Volatile demand for coals and other minerals, congestion, and regulatory risk are the top three risks facing the shipping industry this year, credit rating agency Standard and Poor’s (S&P) Global Ratings said recently.
In its “Industry Top Trends 2018” report, S&P said “commodities-driven ports are exposed to volatile demand for coal and other minerals, such as nickel, lithium and gold, which has been pressuring prices and pushing down the credit quality of miners in recent years.”
“This hampers the financial flexibility of coal port operators,” it added.
The agency, however, said supply-chain expansion offered the industry opportunities in cross-border e-commerce and assembling semi-finshed good from overseas.
“Cross-border e-commerce trade is becoming an important growth driver for port throughput and logistics businesses,” S&P said.
On congestion, S&P said Asian ports are suffering from it, decreasing their performance.
“Some Chinese ports are [having]a capacity glut and competitve pressure because of their overlapped hinterlands and overspending. The trend of government-led port integration aims to achieve cost savings and reduce competition,” S&P said.
“Indonesian ports, despite catering to origin-and-destination traffic, are affected by changing demand and supply patterns within the country, which can decouple performance from economic growth,” it added.
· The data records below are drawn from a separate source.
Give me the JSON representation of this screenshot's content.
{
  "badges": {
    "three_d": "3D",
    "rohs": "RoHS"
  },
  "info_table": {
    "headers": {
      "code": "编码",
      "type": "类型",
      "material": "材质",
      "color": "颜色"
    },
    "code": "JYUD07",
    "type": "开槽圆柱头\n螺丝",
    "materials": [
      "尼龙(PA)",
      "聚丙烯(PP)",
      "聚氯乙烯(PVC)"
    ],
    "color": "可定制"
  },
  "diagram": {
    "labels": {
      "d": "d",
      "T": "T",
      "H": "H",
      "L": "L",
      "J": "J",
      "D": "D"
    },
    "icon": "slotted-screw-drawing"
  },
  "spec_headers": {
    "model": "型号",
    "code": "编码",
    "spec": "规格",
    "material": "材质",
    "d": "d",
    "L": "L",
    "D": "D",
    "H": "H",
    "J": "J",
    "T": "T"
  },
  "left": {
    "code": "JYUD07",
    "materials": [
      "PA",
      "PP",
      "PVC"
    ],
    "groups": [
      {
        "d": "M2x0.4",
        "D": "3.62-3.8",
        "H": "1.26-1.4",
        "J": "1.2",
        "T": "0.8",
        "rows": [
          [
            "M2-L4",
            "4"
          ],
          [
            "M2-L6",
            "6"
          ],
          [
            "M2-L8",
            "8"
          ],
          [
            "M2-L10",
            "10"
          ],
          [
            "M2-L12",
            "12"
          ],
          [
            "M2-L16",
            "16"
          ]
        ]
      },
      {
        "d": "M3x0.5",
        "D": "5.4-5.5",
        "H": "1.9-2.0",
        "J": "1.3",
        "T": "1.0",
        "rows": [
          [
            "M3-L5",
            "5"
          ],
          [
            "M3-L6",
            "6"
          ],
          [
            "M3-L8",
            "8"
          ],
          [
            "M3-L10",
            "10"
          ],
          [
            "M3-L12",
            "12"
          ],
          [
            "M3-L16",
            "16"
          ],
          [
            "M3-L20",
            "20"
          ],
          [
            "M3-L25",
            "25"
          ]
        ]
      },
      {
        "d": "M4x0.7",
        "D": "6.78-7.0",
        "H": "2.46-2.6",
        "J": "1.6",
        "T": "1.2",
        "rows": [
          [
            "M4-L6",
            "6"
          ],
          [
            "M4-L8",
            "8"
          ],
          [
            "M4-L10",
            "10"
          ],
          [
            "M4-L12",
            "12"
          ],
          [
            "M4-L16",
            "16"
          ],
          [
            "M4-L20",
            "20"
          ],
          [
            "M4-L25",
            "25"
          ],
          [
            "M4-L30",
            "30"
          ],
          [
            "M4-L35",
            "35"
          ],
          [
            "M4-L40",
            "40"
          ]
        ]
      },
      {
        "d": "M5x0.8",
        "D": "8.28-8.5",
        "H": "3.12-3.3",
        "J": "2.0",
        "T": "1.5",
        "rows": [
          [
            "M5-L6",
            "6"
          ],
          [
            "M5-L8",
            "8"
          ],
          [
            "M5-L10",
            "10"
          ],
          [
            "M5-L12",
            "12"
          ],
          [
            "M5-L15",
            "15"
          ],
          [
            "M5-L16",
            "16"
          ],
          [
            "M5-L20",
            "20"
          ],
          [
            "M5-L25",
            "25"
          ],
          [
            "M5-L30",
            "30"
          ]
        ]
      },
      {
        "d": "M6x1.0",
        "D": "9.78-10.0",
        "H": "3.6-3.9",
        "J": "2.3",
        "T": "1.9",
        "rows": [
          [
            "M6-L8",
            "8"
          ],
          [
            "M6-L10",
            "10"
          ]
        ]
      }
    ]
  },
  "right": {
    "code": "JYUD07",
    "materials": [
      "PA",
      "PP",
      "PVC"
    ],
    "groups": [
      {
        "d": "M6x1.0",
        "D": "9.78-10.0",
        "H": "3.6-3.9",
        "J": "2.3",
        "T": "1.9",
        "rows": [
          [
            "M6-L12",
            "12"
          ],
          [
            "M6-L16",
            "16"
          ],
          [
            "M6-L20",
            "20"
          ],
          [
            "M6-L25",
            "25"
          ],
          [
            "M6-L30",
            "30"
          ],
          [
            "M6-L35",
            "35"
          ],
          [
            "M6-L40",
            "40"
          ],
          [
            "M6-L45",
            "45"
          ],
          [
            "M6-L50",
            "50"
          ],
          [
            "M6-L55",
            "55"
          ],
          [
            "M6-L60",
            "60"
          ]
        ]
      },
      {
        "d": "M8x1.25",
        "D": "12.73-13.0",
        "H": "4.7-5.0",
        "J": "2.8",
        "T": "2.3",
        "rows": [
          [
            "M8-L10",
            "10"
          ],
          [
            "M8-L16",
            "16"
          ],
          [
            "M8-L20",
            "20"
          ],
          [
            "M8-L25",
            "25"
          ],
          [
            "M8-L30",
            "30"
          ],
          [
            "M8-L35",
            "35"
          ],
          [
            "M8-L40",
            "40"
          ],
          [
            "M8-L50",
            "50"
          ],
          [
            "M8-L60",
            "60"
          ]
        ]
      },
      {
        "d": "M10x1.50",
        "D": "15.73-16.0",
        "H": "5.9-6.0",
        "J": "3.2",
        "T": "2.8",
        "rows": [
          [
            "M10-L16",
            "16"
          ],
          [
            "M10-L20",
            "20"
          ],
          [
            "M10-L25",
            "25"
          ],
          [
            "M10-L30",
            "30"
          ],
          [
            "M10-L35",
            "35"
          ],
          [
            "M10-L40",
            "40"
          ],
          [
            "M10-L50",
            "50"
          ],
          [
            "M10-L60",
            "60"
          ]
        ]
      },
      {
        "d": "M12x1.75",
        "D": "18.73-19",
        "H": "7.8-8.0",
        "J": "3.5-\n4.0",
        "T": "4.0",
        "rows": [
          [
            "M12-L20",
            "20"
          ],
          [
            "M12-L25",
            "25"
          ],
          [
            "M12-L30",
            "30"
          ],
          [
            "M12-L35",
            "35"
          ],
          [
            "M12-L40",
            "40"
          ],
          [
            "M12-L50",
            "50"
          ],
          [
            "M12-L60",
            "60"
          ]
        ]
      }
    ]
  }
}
On the third risk, S&P cited rising protectionism and the mixed impact of US President Donald Trump’s tax reform might have a short-term positive impact, but would negatively affect global port operations in the mid-to-long term.
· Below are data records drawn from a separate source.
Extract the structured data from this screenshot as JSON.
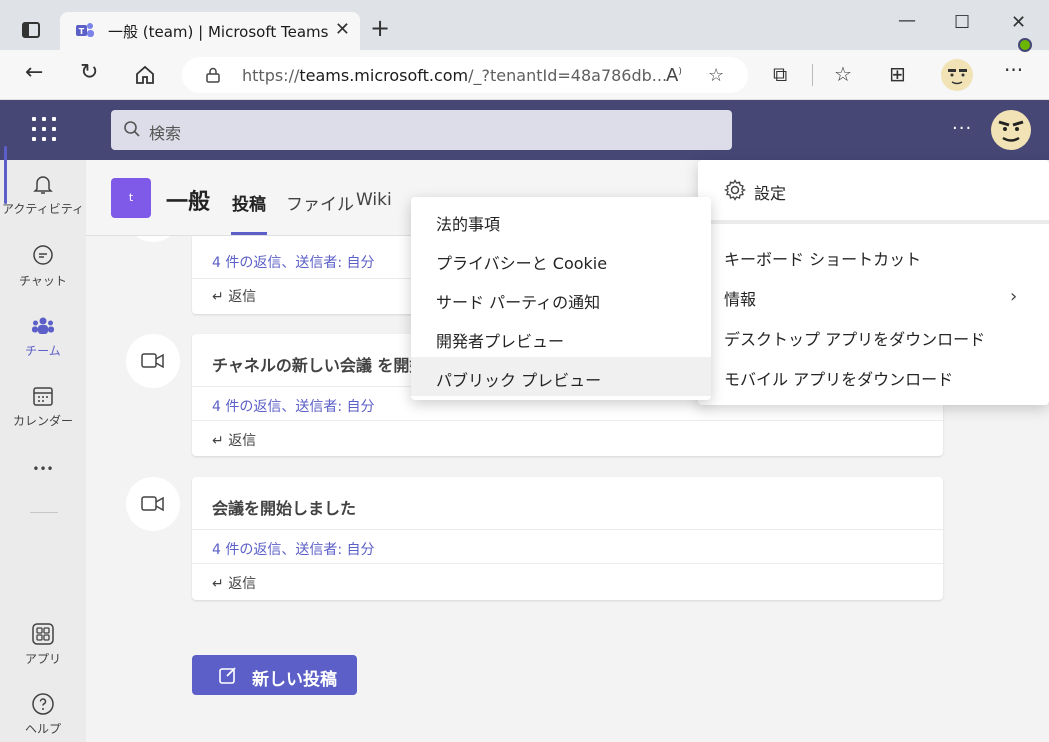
{
  "browser": {
    "tab_title": "一般 (team) | Microsoft Teams",
    "url_prefix": "https://",
    "url_host": "teams.microsoft.com",
    "url_rest": "/_?tenantId=48a786db..."
  },
  "app": {
    "search_placeholder": "検索",
    "accent": "#5b5fc7",
    "header_bg": "#464775"
  },
  "rail": {
    "activity": "アクティビティ",
    "chat": "チャット",
    "teams": "チーム",
    "calendar": "カレンダー",
    "more": "•••",
    "apps": "アプリ",
    "help": "ヘルプ"
  },
  "channel": {
    "team_initial": "t",
    "name": "一般",
    "tabs": [
      "投稿",
      "ファイル",
      "Wiki"
    ]
  },
  "posts": [
    {
      "title": "チャネルの新しい会議 を開始",
      "replies": "4 件の返信、送信者: 自分",
      "reply": "返信"
    },
    {
      "title": "会議を開始しました",
      "replies": "4 件の返信、送信者: 自分",
      "reply": "返信"
    }
  ],
  "top_post": {
    "replies": "4 件の返信、送信者: 自分",
    "reply": "返信"
  },
  "new_post_label": "新しい投稿",
  "settings_menu": {
    "settings": "設定",
    "keyboard": "キーボード ショートカット",
    "info": "情報",
    "desktop": "デスクトップ アプリをダウンロード",
    "mobile": "モバイル アプリをダウンロード"
  },
  "info_submenu": [
    "法的事項",
    "プライバシーと Cookie",
    "サード パーティの通知",
    "開発者プレビュー",
    "パブリック プレビュー"
  ]
}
“It may be negative to global trade and global port operators in the mid-to-long term if more manufacturers move back production lines to the US,” the agency said.
“Unexpected negative government intervention for political and economic means will remain a risk,” it added.
S&P also said cuts in container handling fees by major Chinese ports under the regulator’s anti-monopoly claim are dampening their profitability.
The Indonesian government has disallowed investments from some international companies in joint ventures with major port operators after being in operation for many years.
“This has created uncertainties on cash payment, as well as future capital expenditure,” S&P said.